Plaintiff's attorney William Shapiro shows jurors a photograph of the concrete structure that he said caused Sandy Alechman's death in a 2011 accident. Her overturned car is visible in the background. (Click here to see video from the trial.)
San Bernardino — A California state court jury awarded $1.3 million on Thursday to the husband of a woman who died in a rollover accident after her car struck a roadside cement box, finding the City of Redlands to be responsible for unsafe road conditions that caused her death.
The 12-member jury deliberated over three days following a trial that began October 6. They awarded $2 million to plaintiff Sheldon Alechman, according to a Courtroom View Network webcast of the trial, but found his wife Sandy to be 35 percent responsible for her own death. Therefore the actual damages awarded will be reduced to $1.3 million.
Sandy Alechman died in 2011 at the age of 66, when her Mercedes sport utility vehicle rolled over, after she blew out two tires in a collision with a cement structure alongside San Timoteo Canyon Road. Her husband sued the City of Redlands the next year, claiming officials knew a cement structure sitting only 15 inches from the side of the road posed a danger to drivers, but that officials took no action.
The structure, called a weir, took on an air of mystery leading up to and during the trial. Alechman’s attorney, William Shapiro of Robinson Calcagnie Robinson Shapiro Davis Inc., told CVN that nobody could identify the purpose of the structure, who installed it or who owned it. While it didn’t technically sit on city property, Shapiro argued the weir was in the city’s right of way, meaning the city had an obligation to remove it.
“This thing is patently dangerous,” Shapiro said. “For these people who work for the city to say that it’s not is just putting their heads in the sand.”
Shapiro said jurors approached him and counsel for the city in the hallway outside the courtroom after the verdict was delivered and urged them to remove the weir. He noted that the city had refused to make any settlement offers to resolve the case, claiming that the weir didn’t present an unsafe road condition.
"Jury trials are often bigger than one case, and this is a prime example of how the jury can be the conscience of the community, and they can create change,” Shapiro said. “I let the jury know that with their verdict they will be making the City of Redlands a safer place, and they did.”

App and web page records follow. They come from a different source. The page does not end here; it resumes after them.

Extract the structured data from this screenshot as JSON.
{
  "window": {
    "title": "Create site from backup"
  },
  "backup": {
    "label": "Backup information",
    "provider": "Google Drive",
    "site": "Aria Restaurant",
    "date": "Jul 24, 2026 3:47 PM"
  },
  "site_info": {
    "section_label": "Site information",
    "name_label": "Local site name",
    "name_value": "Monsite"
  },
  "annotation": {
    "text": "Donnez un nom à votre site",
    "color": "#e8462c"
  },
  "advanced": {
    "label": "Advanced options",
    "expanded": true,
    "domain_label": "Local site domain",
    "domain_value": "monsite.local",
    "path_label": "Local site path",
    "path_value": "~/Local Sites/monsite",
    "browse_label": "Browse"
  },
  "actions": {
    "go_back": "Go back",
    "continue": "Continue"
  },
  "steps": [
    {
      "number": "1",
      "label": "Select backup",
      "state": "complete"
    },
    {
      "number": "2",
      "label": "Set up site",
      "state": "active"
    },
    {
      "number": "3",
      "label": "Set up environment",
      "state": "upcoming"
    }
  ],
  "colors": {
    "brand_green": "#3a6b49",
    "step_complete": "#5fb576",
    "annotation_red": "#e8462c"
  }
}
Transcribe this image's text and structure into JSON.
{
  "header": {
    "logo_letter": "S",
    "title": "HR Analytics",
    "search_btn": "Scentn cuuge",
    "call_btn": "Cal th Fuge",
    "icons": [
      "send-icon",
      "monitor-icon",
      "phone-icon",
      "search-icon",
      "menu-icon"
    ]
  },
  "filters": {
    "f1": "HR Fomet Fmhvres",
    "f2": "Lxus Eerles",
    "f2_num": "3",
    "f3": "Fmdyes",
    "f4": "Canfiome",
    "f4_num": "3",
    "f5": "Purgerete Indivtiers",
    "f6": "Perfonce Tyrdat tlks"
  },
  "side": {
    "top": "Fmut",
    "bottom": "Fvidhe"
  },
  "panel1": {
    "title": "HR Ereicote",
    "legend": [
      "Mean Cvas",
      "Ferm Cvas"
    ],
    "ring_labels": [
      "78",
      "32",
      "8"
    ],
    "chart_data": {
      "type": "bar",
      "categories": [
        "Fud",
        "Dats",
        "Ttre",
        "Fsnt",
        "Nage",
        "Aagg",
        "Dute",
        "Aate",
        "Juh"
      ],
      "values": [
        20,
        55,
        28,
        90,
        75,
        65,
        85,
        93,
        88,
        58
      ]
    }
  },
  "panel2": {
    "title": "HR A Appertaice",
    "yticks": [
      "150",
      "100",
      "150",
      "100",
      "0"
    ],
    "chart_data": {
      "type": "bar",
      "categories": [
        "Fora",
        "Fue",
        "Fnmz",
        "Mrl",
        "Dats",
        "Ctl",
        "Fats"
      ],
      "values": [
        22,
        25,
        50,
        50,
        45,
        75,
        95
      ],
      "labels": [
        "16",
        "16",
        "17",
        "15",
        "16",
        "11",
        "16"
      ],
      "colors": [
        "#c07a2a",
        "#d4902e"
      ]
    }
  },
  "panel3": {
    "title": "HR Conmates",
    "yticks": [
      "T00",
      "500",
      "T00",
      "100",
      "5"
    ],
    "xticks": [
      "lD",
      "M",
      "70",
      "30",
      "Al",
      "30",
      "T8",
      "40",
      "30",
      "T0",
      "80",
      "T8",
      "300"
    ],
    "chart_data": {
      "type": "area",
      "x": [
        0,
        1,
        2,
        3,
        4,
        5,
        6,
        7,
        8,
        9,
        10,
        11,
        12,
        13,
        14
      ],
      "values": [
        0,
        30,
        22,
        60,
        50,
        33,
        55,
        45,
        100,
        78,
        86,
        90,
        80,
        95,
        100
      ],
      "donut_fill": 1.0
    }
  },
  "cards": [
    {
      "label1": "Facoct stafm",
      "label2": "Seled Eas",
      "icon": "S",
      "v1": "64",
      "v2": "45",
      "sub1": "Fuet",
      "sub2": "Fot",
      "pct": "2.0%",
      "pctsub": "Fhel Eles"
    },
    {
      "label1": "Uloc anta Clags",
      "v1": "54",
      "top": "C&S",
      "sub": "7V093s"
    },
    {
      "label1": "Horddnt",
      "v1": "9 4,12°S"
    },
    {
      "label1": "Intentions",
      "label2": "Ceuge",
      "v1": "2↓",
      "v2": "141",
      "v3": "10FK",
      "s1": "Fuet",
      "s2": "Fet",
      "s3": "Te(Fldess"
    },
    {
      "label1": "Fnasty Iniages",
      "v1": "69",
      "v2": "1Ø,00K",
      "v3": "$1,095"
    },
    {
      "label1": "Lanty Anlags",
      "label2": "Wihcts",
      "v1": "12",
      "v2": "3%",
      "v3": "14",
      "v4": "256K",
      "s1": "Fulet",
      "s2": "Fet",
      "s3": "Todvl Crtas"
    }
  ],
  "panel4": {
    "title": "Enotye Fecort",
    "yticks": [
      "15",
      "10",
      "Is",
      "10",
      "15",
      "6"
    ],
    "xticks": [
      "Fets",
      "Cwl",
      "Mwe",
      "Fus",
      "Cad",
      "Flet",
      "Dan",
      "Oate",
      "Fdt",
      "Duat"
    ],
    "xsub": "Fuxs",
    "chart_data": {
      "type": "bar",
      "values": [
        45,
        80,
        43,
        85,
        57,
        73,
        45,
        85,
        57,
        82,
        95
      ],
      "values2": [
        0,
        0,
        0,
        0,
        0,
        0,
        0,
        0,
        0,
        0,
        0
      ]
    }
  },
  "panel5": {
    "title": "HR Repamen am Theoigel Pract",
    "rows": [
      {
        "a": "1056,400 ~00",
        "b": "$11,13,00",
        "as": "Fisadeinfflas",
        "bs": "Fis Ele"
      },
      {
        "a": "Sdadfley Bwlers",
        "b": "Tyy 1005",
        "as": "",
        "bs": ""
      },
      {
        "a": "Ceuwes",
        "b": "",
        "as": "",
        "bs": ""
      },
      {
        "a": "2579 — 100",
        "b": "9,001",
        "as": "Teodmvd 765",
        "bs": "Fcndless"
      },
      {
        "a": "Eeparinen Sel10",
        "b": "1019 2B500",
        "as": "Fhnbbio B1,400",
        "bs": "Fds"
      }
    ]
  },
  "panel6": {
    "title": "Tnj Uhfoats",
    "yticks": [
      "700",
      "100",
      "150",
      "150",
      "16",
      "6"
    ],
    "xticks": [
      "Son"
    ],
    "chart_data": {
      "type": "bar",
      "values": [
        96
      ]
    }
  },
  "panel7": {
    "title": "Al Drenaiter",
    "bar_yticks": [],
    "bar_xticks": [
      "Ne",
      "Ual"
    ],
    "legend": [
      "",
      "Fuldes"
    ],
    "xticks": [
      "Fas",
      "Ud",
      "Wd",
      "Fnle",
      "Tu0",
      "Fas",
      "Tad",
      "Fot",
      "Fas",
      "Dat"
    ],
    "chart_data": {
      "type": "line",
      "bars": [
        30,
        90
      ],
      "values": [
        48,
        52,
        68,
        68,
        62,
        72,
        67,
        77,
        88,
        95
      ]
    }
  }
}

He argued that the city’s decision to place reflective paddles on the weir, despite not knowing its purpose or owner, proved officials knew it posed a potential hazard to drivers. Shapiro told the jury Alechman wasn't speeding at the time of the accident, wasn't intoxicated, and that neither her car nor her tires suffered any mechanical failure.
The city’s attorney, Bruce Disenhouse, told jurors that Alechman was driving at 80 miles per hour on a 55 miles per hour road, and that she should have been able to avoid the weir if she were driving prudently, arguing that structures like fire hydrants and light posts are often placed in close proximity to high-speed traffic.
Disenhouse did not respond to requests for comment from CVN.
Since the only person involved in the actual accident is deceased, both sides were forced to rely heavily on testimony from accident reconstruction experts. Shapiro said jury trials like this are especially difficult, because the general public is predisposed to believing that single-car accidents are caused by the driver and not by unsafe road conditions. He said a turning point in the case came when the city’s expert admitted during a deposition that the weir could be a danger for drivers.
“I try to prove cases with the other side’s witnesses,” Shapiro said.
Shapiro said he suspected the city might remove the weir as soon as Thursday evening, and that if it wasn’t removed promptly he planned to follow up with city officials.
“Somebody else is going to hit that thing,” he said.
Juries in cases like this have special responsibilities, Shapiro said, telling the panel during his closing argument to think of their verdict as the equivalent of having a “hotline to the mayor’s office.”
“It’s beautiful when juries can come in and they can tell a city that we need our cities to be safe, and if you’re not going to do it, then we’re going to do it.“
The trial before Judge John Pacheco was recorded gavel-to-gavel by Courtroom View Network, and is available in CVN’s online video archive along with many other high-stakes trials throughout California.
The case is Alechman v. City of Redlands, case number CIVDS1210203, in San Bernardino County Superior Court.
E-mail David Siegel at email@example.com